However, this frequency of use may have more of a dramatic effect on women than it does men.
Since the creation of the newspaper in the 1600s, media has had tremendous influence on people around the world. Consumers consult the media for information, entertainment and leisure. Eventually, social media surfaced at the turn of the millennium and changed the way we access and interpret media.
Today, we live in the insta-famous generation where it’s possible for someone to be famous solely based on their appearance. This isn’t a new concept, though. Women have been idolizing famous women for decades. Supermodels like Twiggy, Elle McPhearson, Cindy Crawford and Naomi Campbell helped define beauty standards in the seventies, eighties and nineties. Women all over the world looked through the pages of magazines and to television for the definition of beauty. Today, though, our symbols of beauty can be found right in our pockets or in the palms of our hands.
Now, women look to insta-famous people for beauty, fashion and lifestyle inspiration so much that they begin to idolize them.
Various studies have shown that women are more addicted to social media than men.
Macquarie University’s Jasmine Fardouly, University of New South Wales’ Lenny Vartanian and University of the West of England’s Phillippa Deidrichs and Emma Halliwell examined a study of the relationship between the usage of various media such as internet, social media and TV and self-objectification among young women.
They state that “the media’s portrayal of women is often sexually objectifying, and greater exposure to objectifying media is associated with higher levels of self-objectification among young women.”
This means that the increased exposure of sexually objectifying images on social media has caused women to view and display themselves as objects for use.
Women who see other women online and think of themselves as superior have more self-confidence and are satisfied with their appearance. On the other hand, women who see themselves as inferior do not have as much self-confidence and satisfaction. Social media, since it is more intimate and more accessible, can instill unrealistic expectations and create greater feelings of inadequacy and low self-esteem in us.
In fact, the American Psychological Association hypothesized a correlation between narcissism and physical appearance online. They discovered a variant of narcissism related to social media called the vulnerable narcissist.
A vulnerable narcissist seeks validation as opposed to commanding attention like a typical narcissist would.

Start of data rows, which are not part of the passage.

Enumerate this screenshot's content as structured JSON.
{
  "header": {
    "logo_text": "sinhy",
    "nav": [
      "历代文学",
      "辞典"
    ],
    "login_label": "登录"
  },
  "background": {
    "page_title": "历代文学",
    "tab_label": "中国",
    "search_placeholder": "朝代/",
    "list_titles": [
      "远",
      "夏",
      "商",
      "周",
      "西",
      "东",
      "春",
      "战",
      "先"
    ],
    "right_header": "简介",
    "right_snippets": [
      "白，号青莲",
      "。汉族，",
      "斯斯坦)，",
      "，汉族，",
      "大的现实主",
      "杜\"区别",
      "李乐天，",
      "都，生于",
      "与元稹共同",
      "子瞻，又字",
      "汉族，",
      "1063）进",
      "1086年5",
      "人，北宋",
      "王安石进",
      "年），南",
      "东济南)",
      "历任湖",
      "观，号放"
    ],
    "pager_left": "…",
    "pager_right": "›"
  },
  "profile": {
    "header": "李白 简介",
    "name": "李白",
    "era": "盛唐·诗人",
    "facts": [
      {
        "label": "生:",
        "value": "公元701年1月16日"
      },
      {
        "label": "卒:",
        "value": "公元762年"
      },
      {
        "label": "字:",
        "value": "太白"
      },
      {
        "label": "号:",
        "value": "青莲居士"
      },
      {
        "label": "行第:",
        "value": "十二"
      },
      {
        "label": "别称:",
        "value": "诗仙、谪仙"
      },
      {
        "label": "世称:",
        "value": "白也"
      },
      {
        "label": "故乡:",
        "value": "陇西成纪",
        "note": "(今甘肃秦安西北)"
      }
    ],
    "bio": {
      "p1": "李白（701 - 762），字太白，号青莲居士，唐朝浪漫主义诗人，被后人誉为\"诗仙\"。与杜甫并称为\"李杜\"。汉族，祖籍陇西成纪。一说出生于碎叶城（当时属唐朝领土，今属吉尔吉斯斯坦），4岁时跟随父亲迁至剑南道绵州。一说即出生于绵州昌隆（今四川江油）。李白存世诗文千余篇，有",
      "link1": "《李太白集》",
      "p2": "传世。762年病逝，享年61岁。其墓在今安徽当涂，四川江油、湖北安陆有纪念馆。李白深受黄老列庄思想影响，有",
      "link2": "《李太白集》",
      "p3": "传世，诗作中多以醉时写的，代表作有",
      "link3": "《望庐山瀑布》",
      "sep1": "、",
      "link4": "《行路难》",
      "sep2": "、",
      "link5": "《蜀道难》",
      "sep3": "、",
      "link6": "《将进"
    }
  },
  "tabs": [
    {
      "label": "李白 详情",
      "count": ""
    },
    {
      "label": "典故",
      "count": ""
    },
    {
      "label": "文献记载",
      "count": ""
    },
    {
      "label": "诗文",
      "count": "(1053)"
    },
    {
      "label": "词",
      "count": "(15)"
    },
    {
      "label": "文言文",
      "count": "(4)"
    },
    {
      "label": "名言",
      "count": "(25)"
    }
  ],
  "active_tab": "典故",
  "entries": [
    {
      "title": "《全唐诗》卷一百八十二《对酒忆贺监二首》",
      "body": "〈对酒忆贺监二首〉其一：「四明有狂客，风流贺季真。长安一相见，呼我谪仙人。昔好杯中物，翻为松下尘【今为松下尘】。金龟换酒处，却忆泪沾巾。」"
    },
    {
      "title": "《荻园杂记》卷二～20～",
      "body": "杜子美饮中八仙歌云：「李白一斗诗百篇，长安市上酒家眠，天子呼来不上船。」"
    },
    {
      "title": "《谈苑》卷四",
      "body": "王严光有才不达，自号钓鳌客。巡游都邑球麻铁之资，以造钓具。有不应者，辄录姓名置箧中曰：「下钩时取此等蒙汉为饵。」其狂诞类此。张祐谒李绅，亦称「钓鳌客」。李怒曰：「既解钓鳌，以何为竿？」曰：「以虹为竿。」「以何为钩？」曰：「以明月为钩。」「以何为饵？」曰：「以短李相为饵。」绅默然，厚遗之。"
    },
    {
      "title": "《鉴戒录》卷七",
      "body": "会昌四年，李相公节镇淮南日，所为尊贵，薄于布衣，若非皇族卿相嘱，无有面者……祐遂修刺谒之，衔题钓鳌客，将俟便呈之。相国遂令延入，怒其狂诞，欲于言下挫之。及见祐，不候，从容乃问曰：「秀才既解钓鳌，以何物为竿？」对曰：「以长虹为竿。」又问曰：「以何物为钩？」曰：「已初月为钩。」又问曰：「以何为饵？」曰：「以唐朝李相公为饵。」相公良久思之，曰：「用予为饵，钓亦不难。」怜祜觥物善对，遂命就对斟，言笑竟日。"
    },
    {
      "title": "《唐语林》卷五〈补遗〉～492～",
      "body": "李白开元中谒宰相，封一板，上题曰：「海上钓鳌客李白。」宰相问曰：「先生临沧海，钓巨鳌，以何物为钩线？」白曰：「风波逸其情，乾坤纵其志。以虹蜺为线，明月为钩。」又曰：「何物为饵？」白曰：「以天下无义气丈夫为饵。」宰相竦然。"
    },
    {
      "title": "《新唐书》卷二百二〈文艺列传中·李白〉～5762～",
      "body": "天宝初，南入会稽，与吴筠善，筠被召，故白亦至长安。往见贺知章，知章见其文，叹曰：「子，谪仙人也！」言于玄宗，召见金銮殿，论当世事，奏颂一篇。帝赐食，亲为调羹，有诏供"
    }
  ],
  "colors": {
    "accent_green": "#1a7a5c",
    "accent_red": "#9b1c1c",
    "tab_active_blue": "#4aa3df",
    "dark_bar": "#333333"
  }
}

This raises the question: are we all vulnerable narcissists?
We post pictures on Instagram with the hope that enough people will like it. If our picture isn’t liked by enough people, we instantly question our appearance. By questioning ourselves, we then look at other Instagram accounts with thousands of followers and likes. This is when our self-esteem begins to plummet and we crave validation the most.
In a study conducted by Barry University’s Breana Mercado and Monet Mitchell of a sampling of Barry female students between the ages of 18 to 25, 100 percent of the women mentioned sexualization among women on Instagram. The sample of women could each agree that it was common to see women on their newsfeed showing off their bodies.
One of the participants (age 23) said she felt that women had to sexualize themselves in order to feel a sense of validation.
“Everyone has to be half naked to get their followers up,” she said.
The interviewees highlighted a pattern throughout the Instagram accounts of women. These were some of their observations.
“They want to have this persona that they’re living the life. They’re living the life that you wanna live so they wanna show that through Instagram.”
“You can never tell if that’s really the person because it’s over social media and everyone puts up certain criteria or whatever for social media.”
“You don’t post your everyday things on Instagram. You just post what you want people to see.”
All in all, in order to impress their followers or feel confident, they must create a distortion of their reality through the images that they post. By doing this, women ultimately lose touch of who they really are, creating a lasting negative effect on all aspects of their life.